Shows & Panels
DorobekInsider: The benefits of the federal IT “dashboard” – and the liner notes for DC’s NewsChannel 8
Tuesday - 6/9/2009, 6:24pm EDT
Some of the issues we’ll be covering:
* What is a dashboard anyway? What’s new here?
* How does this work?
* Why are these useful?
* Didn’t the Federal CIO Vivek Kundra use a similar kind of IT governance process when he was the chief technology officer in Washington DC?
This grows out of a speech last week by Federal CIO Vivek Kundra, speaking at ACT/IAC’s Management of Change 2009 conference in Norfolk, VA last week. During his speech, he gave the audience the a preview of a dashboard that will track IT systems.
When he started demonstrating it, I pulled out my iPhone and snapped a photo. This was only the opening page. (I had the choice of taking notes or continuing to try and take photos. Note taking won out.)
Essentially, the dashboard is the Obama administration’s IT governance. Essentially, the dashboard will be something like the Bush administration’s scorecard, but it will be more real time and it will be more transparent. And the idea of the dashboard builds on the concept of the dashboard of your car — something that gives you data that lets you make management decisions.
Curiously, there are many people who have been somewhat flummoxed by the concept of the dashboard.
I have to imagine that this process will give additional visibility into how IT systems are progressing. Often, the data for the Bush administration score card would go disappear into OMB — and people weren’t really sure what happened to it. It was often unclear what an agency could do to improve. And people often felt as if once they got onto the OMB management watch list, it was like crazy glue — you couldn’t get off the list.
The more transparent dashboard should highlight what is working — and what isn’t.

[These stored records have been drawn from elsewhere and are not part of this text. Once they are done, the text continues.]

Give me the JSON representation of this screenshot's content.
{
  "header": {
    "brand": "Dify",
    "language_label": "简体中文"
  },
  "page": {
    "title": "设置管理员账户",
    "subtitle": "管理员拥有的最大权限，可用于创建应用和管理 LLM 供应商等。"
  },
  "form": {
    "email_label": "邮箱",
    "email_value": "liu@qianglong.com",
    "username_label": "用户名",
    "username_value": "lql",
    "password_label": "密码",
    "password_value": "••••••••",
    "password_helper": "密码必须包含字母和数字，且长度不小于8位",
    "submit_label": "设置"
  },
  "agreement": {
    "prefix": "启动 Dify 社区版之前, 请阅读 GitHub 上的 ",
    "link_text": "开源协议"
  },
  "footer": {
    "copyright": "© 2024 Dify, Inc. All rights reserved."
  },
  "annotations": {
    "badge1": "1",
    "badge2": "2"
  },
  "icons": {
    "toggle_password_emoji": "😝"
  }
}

Interestingly, Kundra used the concept of a stock market when he was the DC CTO. More from CTO Vision:
Totally new, innovative ways to manage IT portfolios were created and used to ensure all stakeholders could evaluate the technology program and better make informed decisions on when to terminate programs and where to invest more money. Chief among these innovations was an approach to portfolio management that replicates a stock market trading floor. More important, however is the relentless focus on performance and innovation to support performance. Beside rethinking these notions of governance Vivek also took measures to smartly watch/reduce/reprioritize IT costs.
So it will be interesting to see what happens.

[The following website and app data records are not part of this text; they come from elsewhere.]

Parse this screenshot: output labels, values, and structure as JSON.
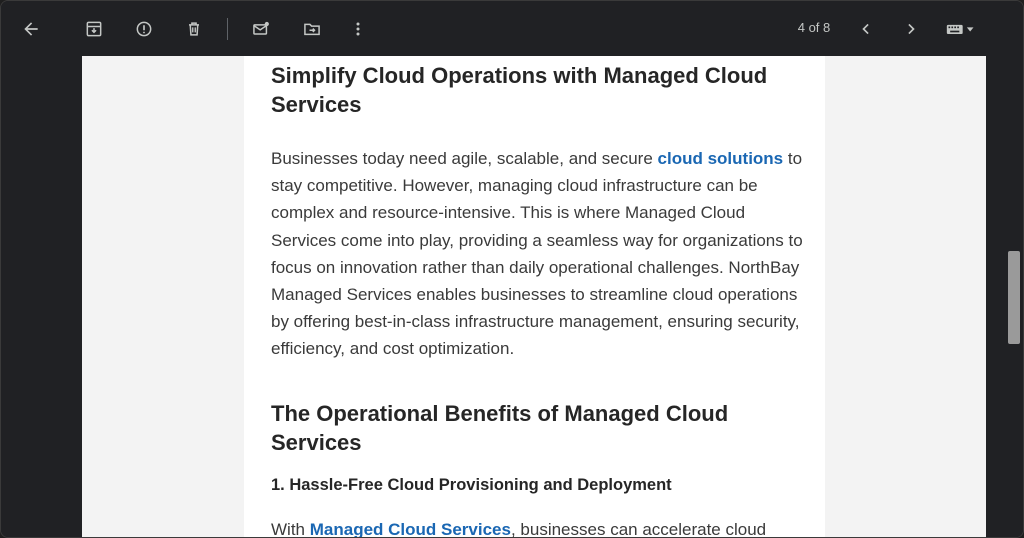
{
  "toolbar": {
    "back_icon": "arrow-left-icon",
    "archive_icon": "archive-icon",
    "report_icon": "report-spam-icon",
    "delete_icon": "trash-icon",
    "mark_unread_icon": "mark-unread-icon",
    "move_icon": "move-to-folder-icon",
    "more_icon": "more-vertical-icon",
    "page_count": "4 of 8",
    "prev_icon": "chevron-left-icon",
    "next_icon": "chevron-right-icon",
    "keyboard_icon": "keyboard-icon"
  },
  "article": {
    "heading1": "Simplify Cloud Operations with Managed Cloud Services",
    "para1_before_link": "Businesses today need agile, scalable, and secure ",
    "para1_link": "cloud solutions",
    "para1_after_link": " to stay competitive. However, managing cloud infrastructure can be complex and resource-intensive. This is where Managed Cloud Services come into play, providing a seamless way for organizations to focus on innovation rather than daily operational challenges. NorthBay Managed Services enables businesses to streamline cloud operations by offering best-in-class infrastructure management, ensuring security, efficiency, and cost optimization.",
    "heading2": "The Operational Benefits of Managed Cloud Services",
    "subheading1": "1. Hassle-Free Cloud Provisioning and Deployment",
    "para2_before_link": "With ",
    "para2_link": "Managed Cloud Services",
    "para2_after_link": ", businesses can accelerate cloud"
  },
  "colors": {
    "toolbar_bg": "#202124",
    "link": "#1a67b3",
    "page_bg": "#f3f3f3"
  }
}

Several resources about dashboards:
* Federal News Radio: OMB to measure IT projects through a dashboard
* Daily Debrief: Dashboards: coming soon to an agency near you?
We spoke to John Cimral, the former CEO of ProSight, which created a commercial software product for creating these dashboards. The company has since been bought by Oracle and Cimral has moved on, but we asked him for insights about how difficult it is to create these dashboards. Hear that conversation here.